## WHAT THE TASK ASKS:
Report each line of the data below in which "Audio" appears.

[Component data from apps and pages]
---

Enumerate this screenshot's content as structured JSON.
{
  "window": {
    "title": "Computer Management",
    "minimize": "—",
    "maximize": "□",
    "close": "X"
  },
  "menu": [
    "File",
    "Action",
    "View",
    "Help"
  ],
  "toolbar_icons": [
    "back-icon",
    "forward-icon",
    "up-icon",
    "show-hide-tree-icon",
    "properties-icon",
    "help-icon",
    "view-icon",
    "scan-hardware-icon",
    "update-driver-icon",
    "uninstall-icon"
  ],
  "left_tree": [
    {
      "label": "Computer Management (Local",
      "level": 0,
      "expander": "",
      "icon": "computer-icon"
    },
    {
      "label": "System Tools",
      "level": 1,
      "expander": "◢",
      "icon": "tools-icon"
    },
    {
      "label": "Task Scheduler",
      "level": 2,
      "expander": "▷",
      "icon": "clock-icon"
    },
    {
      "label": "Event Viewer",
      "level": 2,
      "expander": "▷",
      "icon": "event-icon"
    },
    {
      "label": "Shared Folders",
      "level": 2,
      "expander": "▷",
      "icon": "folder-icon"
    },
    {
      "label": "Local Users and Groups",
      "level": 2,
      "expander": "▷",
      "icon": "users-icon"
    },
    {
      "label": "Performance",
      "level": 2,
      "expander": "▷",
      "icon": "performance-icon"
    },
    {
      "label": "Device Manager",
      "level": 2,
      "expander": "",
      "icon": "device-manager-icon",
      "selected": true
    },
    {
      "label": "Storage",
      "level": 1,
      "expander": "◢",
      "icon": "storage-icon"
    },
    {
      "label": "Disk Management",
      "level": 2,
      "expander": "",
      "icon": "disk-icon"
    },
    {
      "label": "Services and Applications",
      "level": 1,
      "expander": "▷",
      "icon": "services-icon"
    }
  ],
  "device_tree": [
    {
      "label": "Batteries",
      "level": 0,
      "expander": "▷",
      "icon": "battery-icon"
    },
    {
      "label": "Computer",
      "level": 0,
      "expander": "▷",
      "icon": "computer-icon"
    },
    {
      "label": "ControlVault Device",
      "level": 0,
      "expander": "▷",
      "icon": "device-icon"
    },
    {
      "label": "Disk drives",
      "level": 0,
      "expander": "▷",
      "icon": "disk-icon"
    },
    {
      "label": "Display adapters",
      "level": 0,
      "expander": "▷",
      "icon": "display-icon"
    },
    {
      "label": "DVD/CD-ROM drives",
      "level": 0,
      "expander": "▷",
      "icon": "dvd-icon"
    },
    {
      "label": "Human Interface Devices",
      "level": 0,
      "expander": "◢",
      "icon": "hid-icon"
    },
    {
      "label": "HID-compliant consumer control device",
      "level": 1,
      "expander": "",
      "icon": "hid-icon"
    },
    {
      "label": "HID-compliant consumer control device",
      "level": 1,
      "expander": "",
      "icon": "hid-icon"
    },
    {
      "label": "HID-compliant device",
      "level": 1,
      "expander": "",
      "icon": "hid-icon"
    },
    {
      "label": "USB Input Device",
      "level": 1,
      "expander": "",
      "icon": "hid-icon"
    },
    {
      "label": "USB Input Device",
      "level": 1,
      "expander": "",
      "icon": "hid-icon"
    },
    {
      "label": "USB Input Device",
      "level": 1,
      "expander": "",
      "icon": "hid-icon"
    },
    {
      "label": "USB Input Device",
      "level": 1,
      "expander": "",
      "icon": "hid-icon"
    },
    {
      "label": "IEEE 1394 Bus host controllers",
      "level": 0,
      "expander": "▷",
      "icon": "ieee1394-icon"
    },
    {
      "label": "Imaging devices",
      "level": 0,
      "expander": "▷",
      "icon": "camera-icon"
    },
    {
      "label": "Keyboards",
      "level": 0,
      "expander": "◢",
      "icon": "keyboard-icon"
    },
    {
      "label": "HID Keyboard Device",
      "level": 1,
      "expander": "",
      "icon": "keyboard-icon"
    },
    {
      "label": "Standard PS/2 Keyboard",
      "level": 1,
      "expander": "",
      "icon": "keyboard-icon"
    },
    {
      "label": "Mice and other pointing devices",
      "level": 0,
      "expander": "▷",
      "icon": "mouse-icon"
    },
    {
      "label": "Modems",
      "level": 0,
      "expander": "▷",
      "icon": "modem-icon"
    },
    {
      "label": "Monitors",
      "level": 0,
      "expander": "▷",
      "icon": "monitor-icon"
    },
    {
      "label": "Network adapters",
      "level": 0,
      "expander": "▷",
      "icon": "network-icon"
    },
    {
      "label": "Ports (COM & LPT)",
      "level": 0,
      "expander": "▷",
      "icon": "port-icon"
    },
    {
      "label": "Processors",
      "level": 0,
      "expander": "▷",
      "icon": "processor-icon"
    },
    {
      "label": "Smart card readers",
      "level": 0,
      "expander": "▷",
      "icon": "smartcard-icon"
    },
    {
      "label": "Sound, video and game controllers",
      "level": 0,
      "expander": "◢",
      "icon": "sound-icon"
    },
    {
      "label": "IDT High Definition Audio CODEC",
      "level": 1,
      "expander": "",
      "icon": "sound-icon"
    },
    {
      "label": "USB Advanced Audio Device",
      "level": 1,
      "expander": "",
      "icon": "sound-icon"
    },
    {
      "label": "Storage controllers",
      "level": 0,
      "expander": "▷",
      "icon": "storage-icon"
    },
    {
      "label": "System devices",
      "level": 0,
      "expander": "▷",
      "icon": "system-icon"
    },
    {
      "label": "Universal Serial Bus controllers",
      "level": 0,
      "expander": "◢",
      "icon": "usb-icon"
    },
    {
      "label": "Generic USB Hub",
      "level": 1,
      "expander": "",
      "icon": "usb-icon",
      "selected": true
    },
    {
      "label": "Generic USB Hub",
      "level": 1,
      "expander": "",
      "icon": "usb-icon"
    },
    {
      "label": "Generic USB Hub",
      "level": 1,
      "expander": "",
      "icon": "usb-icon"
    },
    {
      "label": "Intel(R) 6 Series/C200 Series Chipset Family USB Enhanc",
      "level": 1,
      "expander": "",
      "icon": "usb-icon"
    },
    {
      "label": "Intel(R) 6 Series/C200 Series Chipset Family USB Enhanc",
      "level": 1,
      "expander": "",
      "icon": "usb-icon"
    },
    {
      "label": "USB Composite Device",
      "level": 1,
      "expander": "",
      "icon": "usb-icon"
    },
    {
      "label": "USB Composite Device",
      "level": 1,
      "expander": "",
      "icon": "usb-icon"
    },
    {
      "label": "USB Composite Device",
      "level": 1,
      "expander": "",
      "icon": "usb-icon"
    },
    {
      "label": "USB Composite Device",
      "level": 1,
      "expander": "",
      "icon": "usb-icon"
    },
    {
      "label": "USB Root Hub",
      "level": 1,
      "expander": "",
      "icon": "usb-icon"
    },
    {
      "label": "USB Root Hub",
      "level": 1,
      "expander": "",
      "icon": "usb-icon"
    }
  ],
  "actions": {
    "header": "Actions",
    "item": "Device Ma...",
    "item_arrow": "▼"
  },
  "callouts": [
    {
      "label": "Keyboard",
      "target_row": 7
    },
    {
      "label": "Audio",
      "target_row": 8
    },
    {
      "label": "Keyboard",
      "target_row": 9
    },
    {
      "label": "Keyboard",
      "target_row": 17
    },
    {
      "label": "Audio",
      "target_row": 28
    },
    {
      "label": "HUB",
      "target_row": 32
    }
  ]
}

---

## TASK RESULT:
      "label": "IDT High Definition Audio CODEC",
      "label": "USB Advanced Audio Device",
      "label": "Audio",
      "label": "Audio",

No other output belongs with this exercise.